    • More recent World Bank intervention in the rural sector has contributed to reaching a water access rate of 81.2%, in rural areas. Senegal will exceed the Millennium Development target of 82%.

    Dakar-Diamniadio Toll Highway

    The Dakar-Diamniadio Toll Road, the first of its kind in the region, has reduced travel times between downtown Dakar and Diamniadio from about 90 to 30 minutes along with the cost of such congestion to the Senegalese economy, which is estimated at 4.6% of Senegal’s GDP. As the project progresses, it will also improve access to existing and planned major infrastructure projects concerning Dakar’s harbor, the regional transportation of goods, a proposed special economic zone, Dakar’s new airport, and a new conference center.

    The project has leveraged about $122 million from the private sector through SENAC S.A., a project company established to build, equip for tolling, operate and maintain this 24 km-long Toll Road on a 30-year Build and Operate (BOT) concession. Thanks to the upgrades made in Pikine Irrégulier Sud, the project will also improve the living conditions of about 200,000 people as it provides better urban roads, community facilities, and drainage mechanisms to prevent flooding, a critical problem in Dakar’s suburbs.


    The World Bank is a strong supporter of the Senegalese education system. The current World Bank support to the sector consists of a global amount of $251 million, in addition to a project of $35 million which is under preparation.

    Since 2000, Senegal’s education sector has made significant progress in terms of access. The Growth Enrollment Rate (GER) at the primary level, which was 81% in 2005, has increased to 94% in 2013. The secondary level enrollment rate is expanding as well, reflecting the growth in the size of incoming cohorts.  In 2011, youth between the ages of 15 to 19 were twice as likely to have attended middle school as youth of the same age five years earlier. Inequity in school enrollment has also been reduced at the primary level. With an efficient policy and expenditure drive over the past few years, the GER for girls now exceeds that of boys. Senegal has also been successful in improving the learning environment by reducing class size and achieving a pupil to teacher ratio of 37, which is one of the lowest in the region. 

    Last Updated: Oct 16, 2014

    Senegal: Commitments by Fiscal Year (in millions of dollars)*
    *Amounts include IBRD and IDA commitments

    Most bilateral and multilateral development agencies have an active presence in Senegal. Considerable progress has been made in recent years in order to streamline development assistance in Senegal, as consistent with the principles articulated in the Paris Declaration and the Accra Agenda. 
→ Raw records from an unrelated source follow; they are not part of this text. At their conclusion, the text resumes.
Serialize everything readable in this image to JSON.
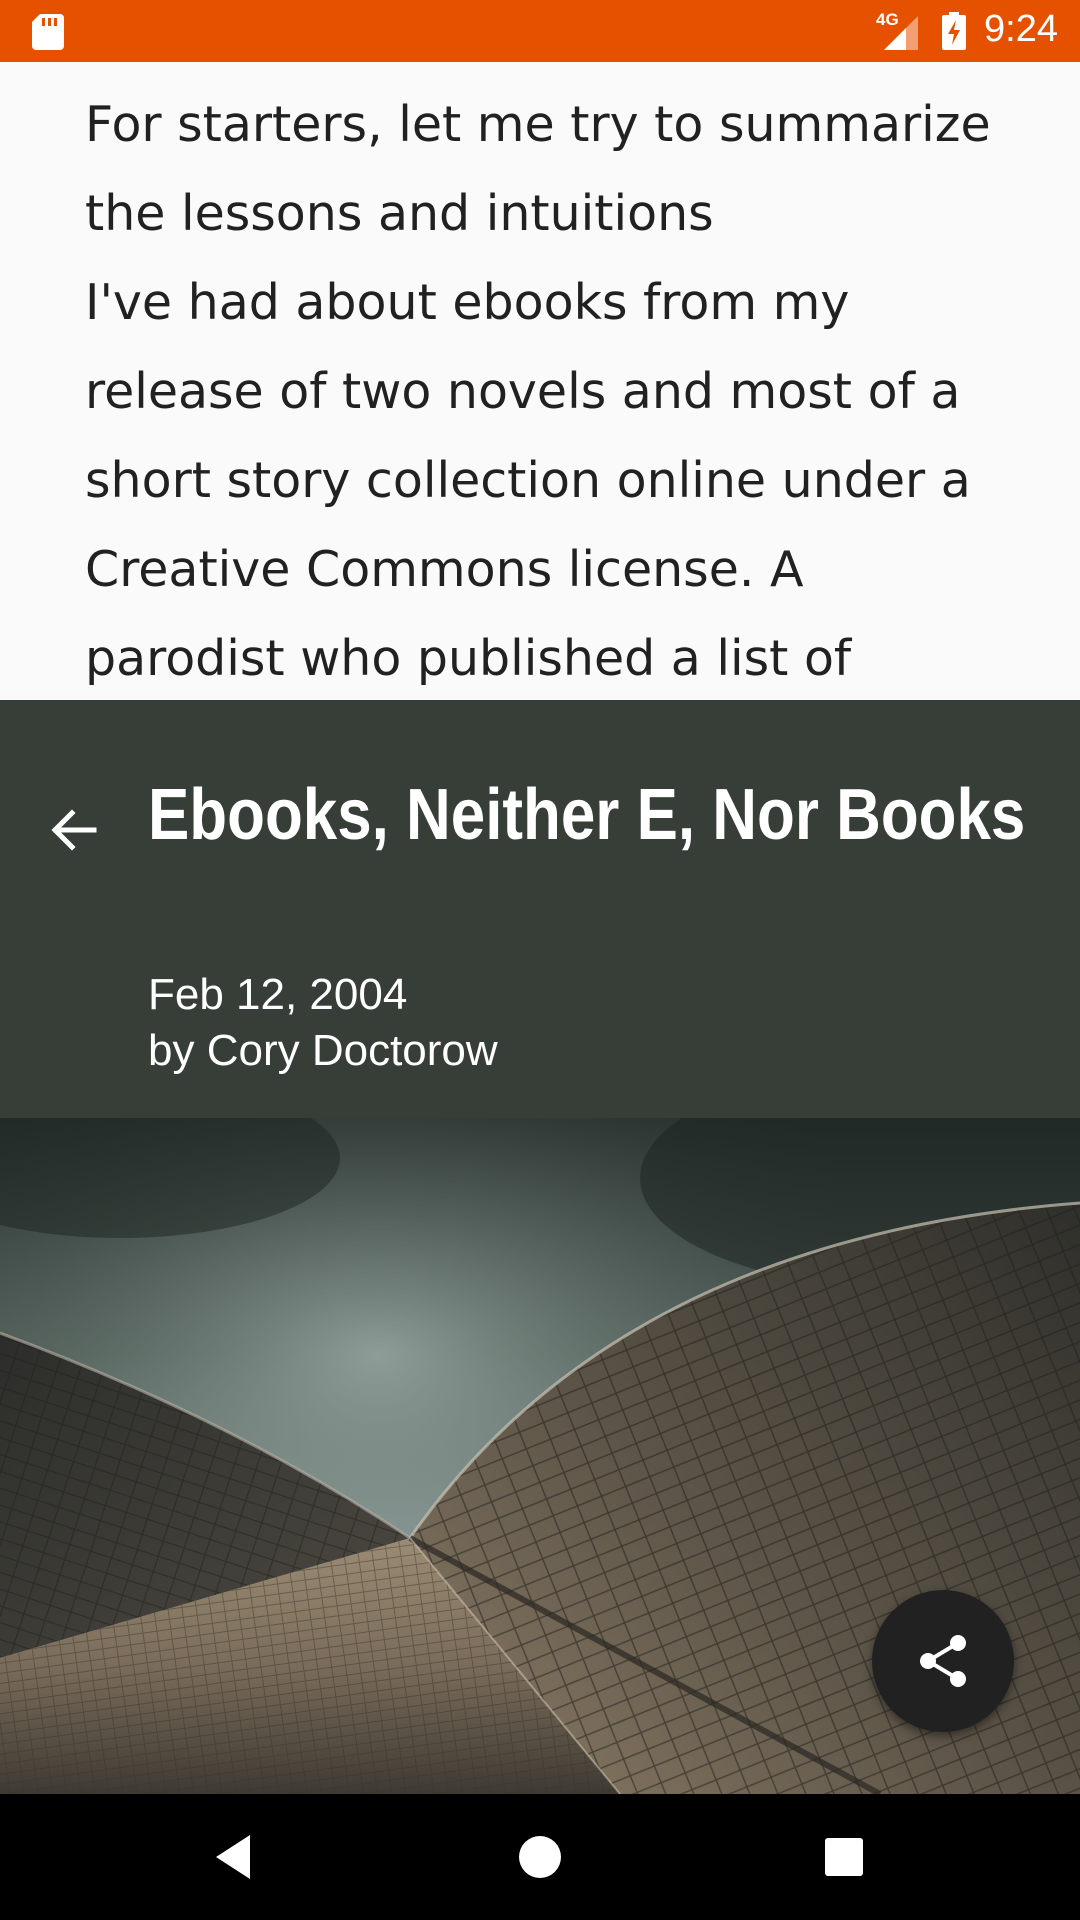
{
  "status_bar": {
    "network": "4G",
    "time": "9:24",
    "background": "#e65100",
    "icons": [
      "sd-card-icon",
      "signal-icon",
      "battery-charging-icon"
    ]
  },
  "article": {
    "body_lines": [
      "For starters, let me try to summarize",
      "the lessons and intuitions",
      "I've had about ebooks from my",
      "release of two novels and most of a",
      "short story collection online under a",
      "Creative Commons license. A",
      "parodist who published a list of"
    ],
    "title": "Ebooks, Neither E, Nor Books",
    "date": "Feb 12, 2004",
    "author": "by Cory Doctorow",
    "header_background": "#373e38"
  },
  "actions": {
    "back_icon": "arrow-left-icon",
    "share_icon": "share-icon"
  },
  "nav_bar": {
    "buttons": [
      "back-triangle-icon",
      "home-circle-icon",
      "recents-square-icon"
    ]
  }
}
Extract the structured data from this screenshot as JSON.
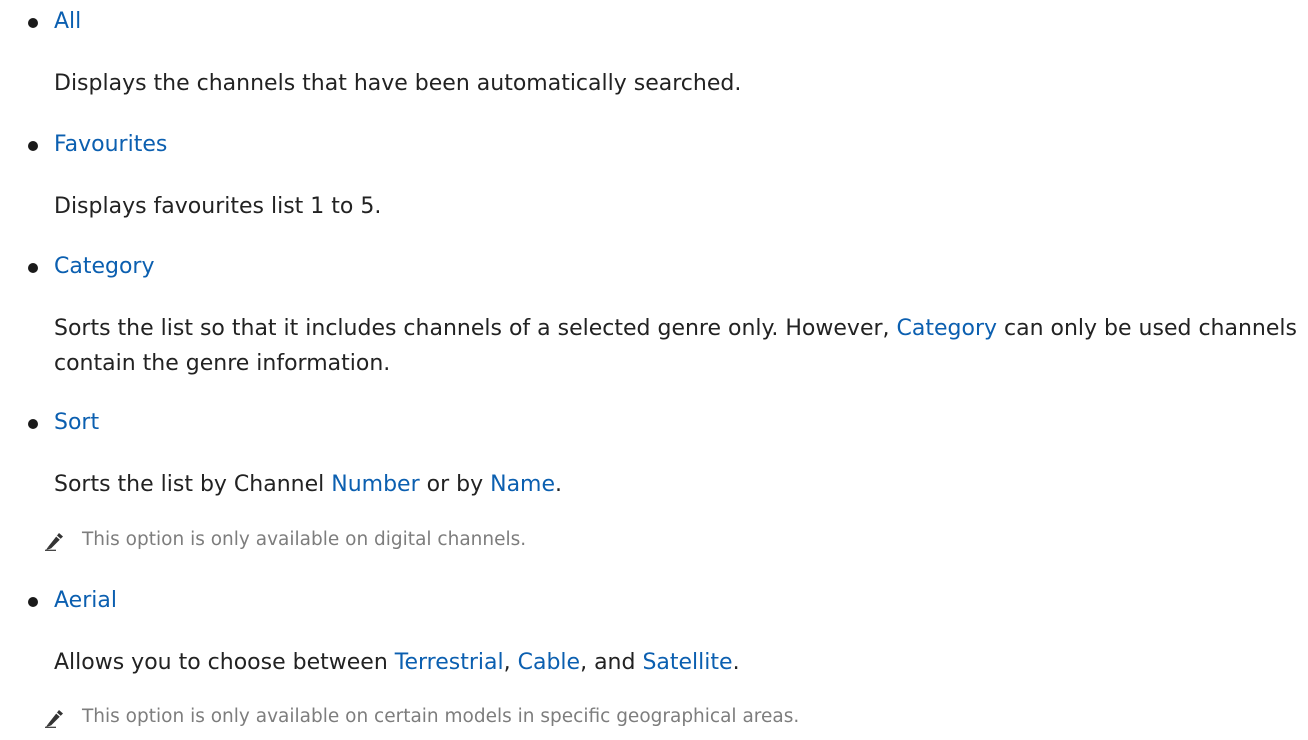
{
  "items": [
    {
      "term": "All",
      "description": "Displays the channels that have been automatically searched."
    },
    {
      "term": "Favourites",
      "description": "Displays favourites list 1 to 5."
    },
    {
      "term": "Category",
      "description_part1": "Sorts the list so that it includes channels of a selected genre only. However, ",
      "description_link": "Category",
      "description_part2": " can only be used channels contain the genre information."
    },
    {
      "term": "Sort",
      "description_part1": "Sorts the list by Channel ",
      "description_link1": "Number",
      "description_part2": " or by ",
      "description_link2": "Name",
      "description_part3": ".",
      "note": "This option is only available on digital channels."
    },
    {
      "term": "Aerial",
      "description_part1": "Allows you to choose between ",
      "description_link1": "Terrestrial",
      "description_part2": ", ",
      "description_link2": "Cable",
      "description_part3": ", and ",
      "description_link3": "Satellite",
      "description_part4": ".",
      "note": "This option is only available on certain models in specific geographical areas."
    }
  ],
  "colors": {
    "link": "#0b5fb0",
    "text": "#222222",
    "note": "#7d7d7d"
  },
  "icons": {
    "note": "pencil-icon"
  }
}
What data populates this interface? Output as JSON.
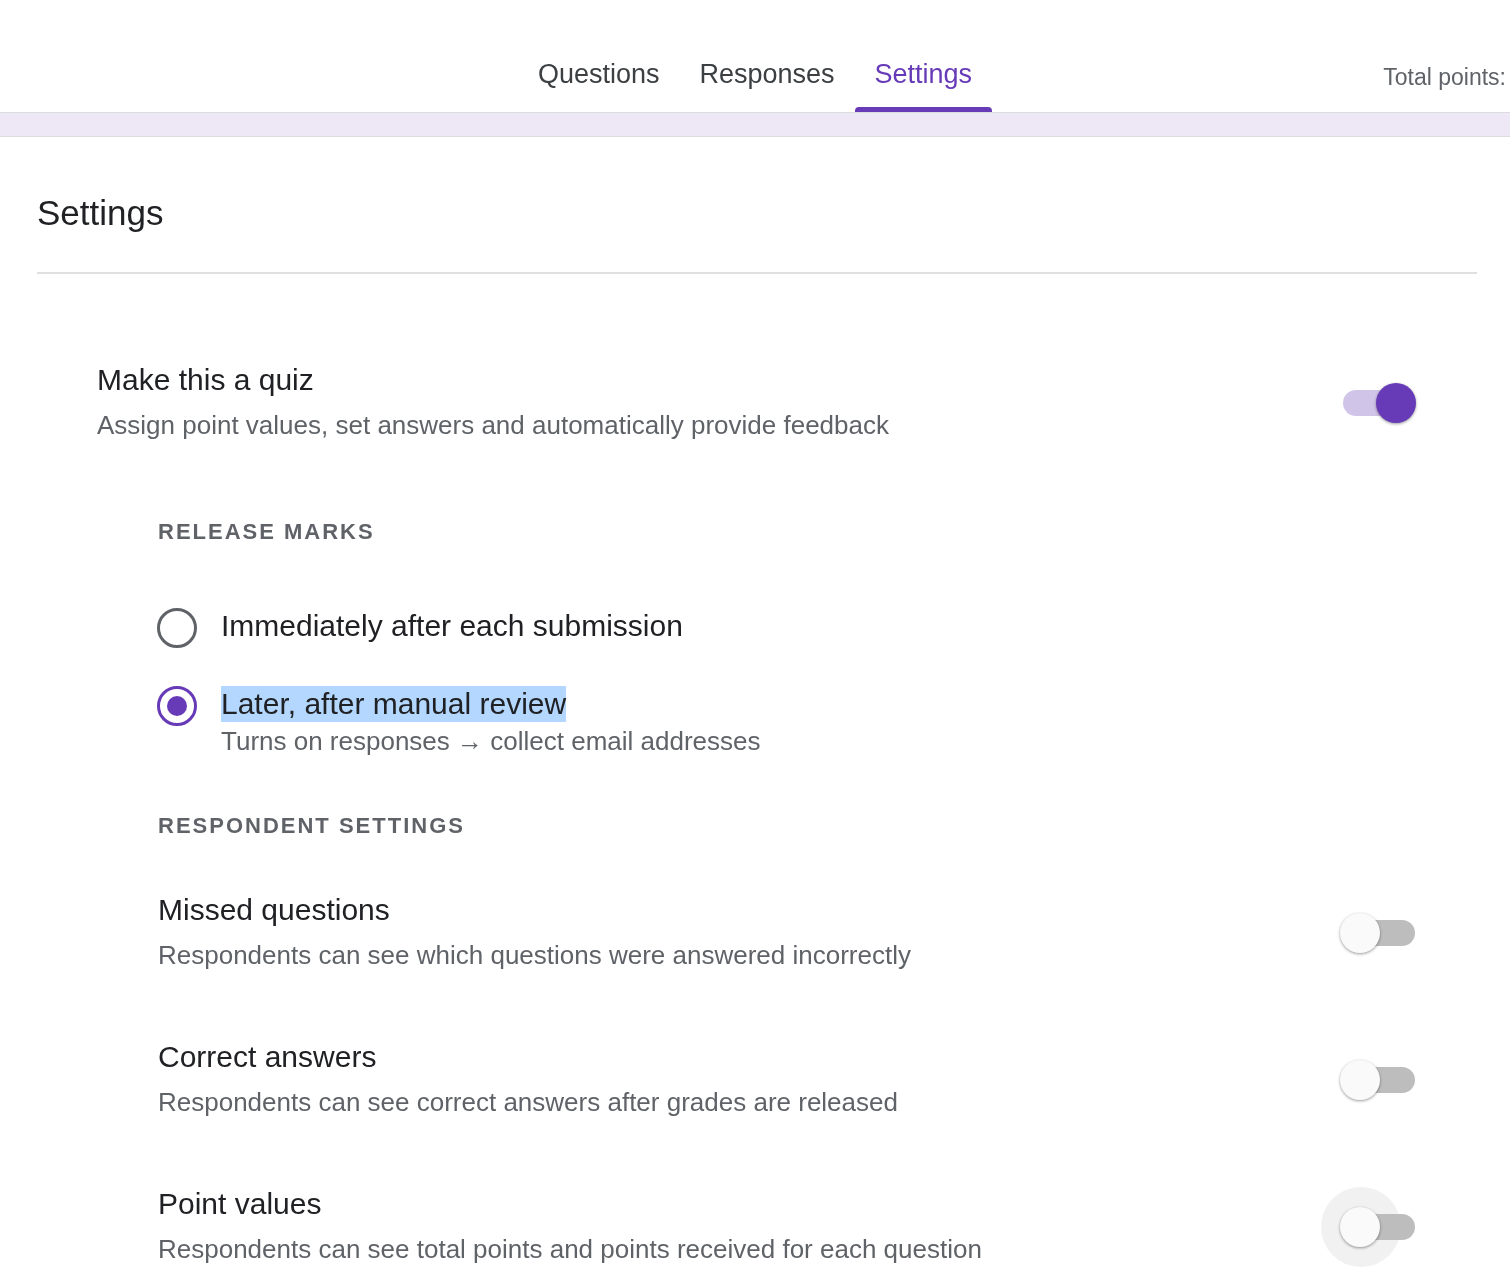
{
  "tabs": [
    {
      "label": "Questions",
      "selected": false
    },
    {
      "label": "Responses",
      "selected": false
    },
    {
      "label": "Settings",
      "selected": true
    }
  ],
  "total_points": "Total points:",
  "heading": "Settings",
  "quiz": {
    "title": "Make this a quiz",
    "description": "Assign point values, set answers and automatically provide feedback",
    "on": true,
    "focus_ring": false
  },
  "sections": [
    {
      "title": "RELEASE MARKS",
      "items": [
        {
          "kind": "radio",
          "label": "Immediately after each submission",
          "selected": false,
          "highlighted": false
        },
        {
          "kind": "radio",
          "label": "Later, after manual review",
          "selected": true,
          "highlighted": true,
          "description": "Turns on responses → collect email addresses"
        }
      ]
    },
    {
      "title": "RESPONDENT SETTINGS",
      "items": [
        {
          "kind": "toggle",
          "label": "Missed questions",
          "description": "Respondents can see which questions were answered incorrectly",
          "on": false,
          "focus_ring": false
        },
        {
          "kind": "toggle",
          "label": "Correct answers",
          "description": "Respondents can see correct answers after grades are released",
          "on": false,
          "focus_ring": false
        },
        {
          "kind": "toggle",
          "label": "Point values",
          "description": "Respondents can see total points and points received for each question",
          "on": false,
          "focus_ring": true
        }
      ]
    }
  ]
}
    Last Updated: Oct 16, 2014

Country Office Contacts
Main Office Contact:
(221) 33-859-41-00

In Senegal:
Mademba Ndiaye (221)

Bureau de la Banque mondiale
Corniche Ouest X Rue Léon Gontran Damas
Dakar, Senegal
In Washington:
Marie-Chantal Uwanyiligira
Country Program Coordinator

1818 H Street NW
Washington, DC 20433